Ascension, a a lot more than 140-clinic behemoth dependent in St. Louis, Mo., has applied its prosperity to build a complex financial investment strategy such as a partnership with a personal equity business named TowerBrook Money Companions. Though numerous other nonprofit hospitals have dabbled in non-public fairness investing, Ascension’s tactic is much more formalized and extra expansive than what other folks have pursued so considerably. Ascension and TowerBrook started investing jointly in late 2015.
“That is quite an aggressive and controversial tactic, and it is not apparent how these investment decision incomes or returns are aligned with Ascension’s charitable mission,” mentioned Ge Bai, a Johns Hopkins University professor of accounting and overall health policy.
Their initial joint financial investment poured $200 million into an embattled financial debt collection and billing business. Prior to the Ascension and TowerBrook expense, the business had been accused of illegally attempting to obtain cash from people, like when they ended up even now in the crisis space. Ascension signed a long-expression agreement with the enterprise, much too, which buoyed the company’s finances.
In April of this yr, minority shareholders in the corporation, R1 RCM, submitted a lawsuit accusing Ascension and TowerBrook of teaming up to extract $105 million many years just before they ended up meant to.
STAT’s investigation, released Tuesday, is dependent on interviews with approximately two dozen academic specialists, economic analysts, accountants, and group organizers and a evaluate of much more than 3,500 webpages of fiscal disclosures, lawsuits, and formerly undisclosed inside financial documents.
Two well known Ascension executives had a substantial role in advancing Ascension’s private fairness system, and in 2019 left their careers foremost the healthcare facility technique for internal roles overseeing Ascension’s investments as an alternative.
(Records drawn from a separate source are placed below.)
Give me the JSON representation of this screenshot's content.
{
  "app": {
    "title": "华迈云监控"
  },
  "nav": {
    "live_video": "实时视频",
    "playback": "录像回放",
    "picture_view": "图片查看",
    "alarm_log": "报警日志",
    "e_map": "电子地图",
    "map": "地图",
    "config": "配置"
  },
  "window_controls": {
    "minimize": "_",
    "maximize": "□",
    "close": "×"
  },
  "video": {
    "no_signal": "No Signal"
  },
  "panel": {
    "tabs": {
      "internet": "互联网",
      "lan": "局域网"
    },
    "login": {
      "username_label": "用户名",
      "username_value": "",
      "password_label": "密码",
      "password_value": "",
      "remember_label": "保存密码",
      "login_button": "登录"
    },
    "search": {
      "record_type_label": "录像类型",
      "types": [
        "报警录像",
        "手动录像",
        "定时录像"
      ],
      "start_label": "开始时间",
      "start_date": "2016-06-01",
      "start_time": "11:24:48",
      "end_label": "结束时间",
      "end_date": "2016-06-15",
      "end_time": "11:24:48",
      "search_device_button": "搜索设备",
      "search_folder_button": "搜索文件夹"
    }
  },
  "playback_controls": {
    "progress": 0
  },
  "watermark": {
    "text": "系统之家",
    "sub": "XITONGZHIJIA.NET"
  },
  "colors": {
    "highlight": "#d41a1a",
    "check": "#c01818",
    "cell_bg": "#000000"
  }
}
Each built noticeably extra money in their new money administration roles in 2019 than they did as top executives — they even created a lot more than the present CEO of the medical center process, in accordance to tax filings.
Ascension states the target of its investment decision tactic is to fund its charity do the job, especially “generating money gains that can be re-invested to support Ascension’s Mission to care for people who are inadequate and susceptible,” according to its web page.
But while Ascension’s overall expenditure earnings has significantly amplified due to the fact 2015, the degree of care the healthcare facility delivers for no cost to needy patients has stayed about the very same, about the average for nonprofit health methods. It is hard to monitor how a lot of that money may possibly be directed to plans to help needy sufferers, as it feeds into Ascension’s basic balance sheet.
And even with excess earnings from its investments, Ascension selected to pursue cuts to at the very least two protection-internet hospitals in Washington, and Milwaukee, Wis., commencing in 2017 and 2018, respectively. Both of those efforts prompted severe criticism from neighborhood leaders.
“For Ascension to say, ‘We are heading to chase money down and profiteer to give the dollars away to persons,’ I really don’t think that,” claimed Roderic Woodson, a previous member of the D.C. hospital’s board.
STAT arrived at out to Ascension with a lot more than 40 queries for this story. Spokesman Gene Ford declined to comment.